▶ **Activity**
Check the records below line by line for the string "icon". Give the number of lines that contain it and nothing else.

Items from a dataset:
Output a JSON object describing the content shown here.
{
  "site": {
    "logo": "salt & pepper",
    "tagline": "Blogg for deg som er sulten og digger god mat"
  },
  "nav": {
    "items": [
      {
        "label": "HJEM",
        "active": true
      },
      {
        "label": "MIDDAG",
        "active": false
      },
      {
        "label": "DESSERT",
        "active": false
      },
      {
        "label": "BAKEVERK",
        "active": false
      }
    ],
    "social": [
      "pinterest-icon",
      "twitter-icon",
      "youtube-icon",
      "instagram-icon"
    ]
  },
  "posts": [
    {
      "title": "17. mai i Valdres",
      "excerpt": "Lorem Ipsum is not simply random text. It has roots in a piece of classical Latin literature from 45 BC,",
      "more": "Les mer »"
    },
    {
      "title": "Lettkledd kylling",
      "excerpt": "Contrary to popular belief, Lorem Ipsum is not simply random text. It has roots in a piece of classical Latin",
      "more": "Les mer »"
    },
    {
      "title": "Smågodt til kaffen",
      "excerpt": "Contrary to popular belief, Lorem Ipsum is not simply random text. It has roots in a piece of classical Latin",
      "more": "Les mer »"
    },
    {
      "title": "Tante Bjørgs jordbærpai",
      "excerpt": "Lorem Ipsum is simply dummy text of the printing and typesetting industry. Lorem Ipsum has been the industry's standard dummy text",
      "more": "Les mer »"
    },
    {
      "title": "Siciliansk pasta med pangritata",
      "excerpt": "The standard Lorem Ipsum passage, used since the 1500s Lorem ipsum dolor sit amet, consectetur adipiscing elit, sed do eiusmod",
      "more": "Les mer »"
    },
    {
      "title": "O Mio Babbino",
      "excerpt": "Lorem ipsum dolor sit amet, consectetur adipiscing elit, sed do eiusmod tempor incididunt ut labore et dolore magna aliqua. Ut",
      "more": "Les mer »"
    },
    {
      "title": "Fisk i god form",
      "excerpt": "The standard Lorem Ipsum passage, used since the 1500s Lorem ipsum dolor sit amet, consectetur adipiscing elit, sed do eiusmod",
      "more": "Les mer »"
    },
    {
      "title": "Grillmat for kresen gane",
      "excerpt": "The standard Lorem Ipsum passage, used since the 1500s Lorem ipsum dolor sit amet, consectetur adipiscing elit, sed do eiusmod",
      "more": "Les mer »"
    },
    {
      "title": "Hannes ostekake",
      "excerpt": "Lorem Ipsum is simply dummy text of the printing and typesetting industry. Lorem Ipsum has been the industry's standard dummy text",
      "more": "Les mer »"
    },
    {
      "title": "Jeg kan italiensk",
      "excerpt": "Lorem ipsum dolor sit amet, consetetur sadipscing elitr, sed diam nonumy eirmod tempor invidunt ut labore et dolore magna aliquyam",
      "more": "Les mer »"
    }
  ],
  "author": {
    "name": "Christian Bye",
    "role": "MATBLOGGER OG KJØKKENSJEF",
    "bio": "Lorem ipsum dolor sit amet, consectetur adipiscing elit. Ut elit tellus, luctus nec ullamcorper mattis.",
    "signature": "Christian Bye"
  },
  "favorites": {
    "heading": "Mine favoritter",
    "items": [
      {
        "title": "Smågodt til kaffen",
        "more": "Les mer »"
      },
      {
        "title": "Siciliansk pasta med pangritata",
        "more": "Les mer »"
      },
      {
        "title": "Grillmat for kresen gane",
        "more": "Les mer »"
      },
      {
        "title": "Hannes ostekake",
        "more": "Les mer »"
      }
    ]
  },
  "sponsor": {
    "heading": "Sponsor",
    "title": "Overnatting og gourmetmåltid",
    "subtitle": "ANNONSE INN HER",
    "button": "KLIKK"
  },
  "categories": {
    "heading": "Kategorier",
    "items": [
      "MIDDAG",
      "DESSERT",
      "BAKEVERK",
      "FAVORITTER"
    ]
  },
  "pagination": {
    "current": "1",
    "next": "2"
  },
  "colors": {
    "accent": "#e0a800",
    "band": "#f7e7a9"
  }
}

▶ **Your response**
4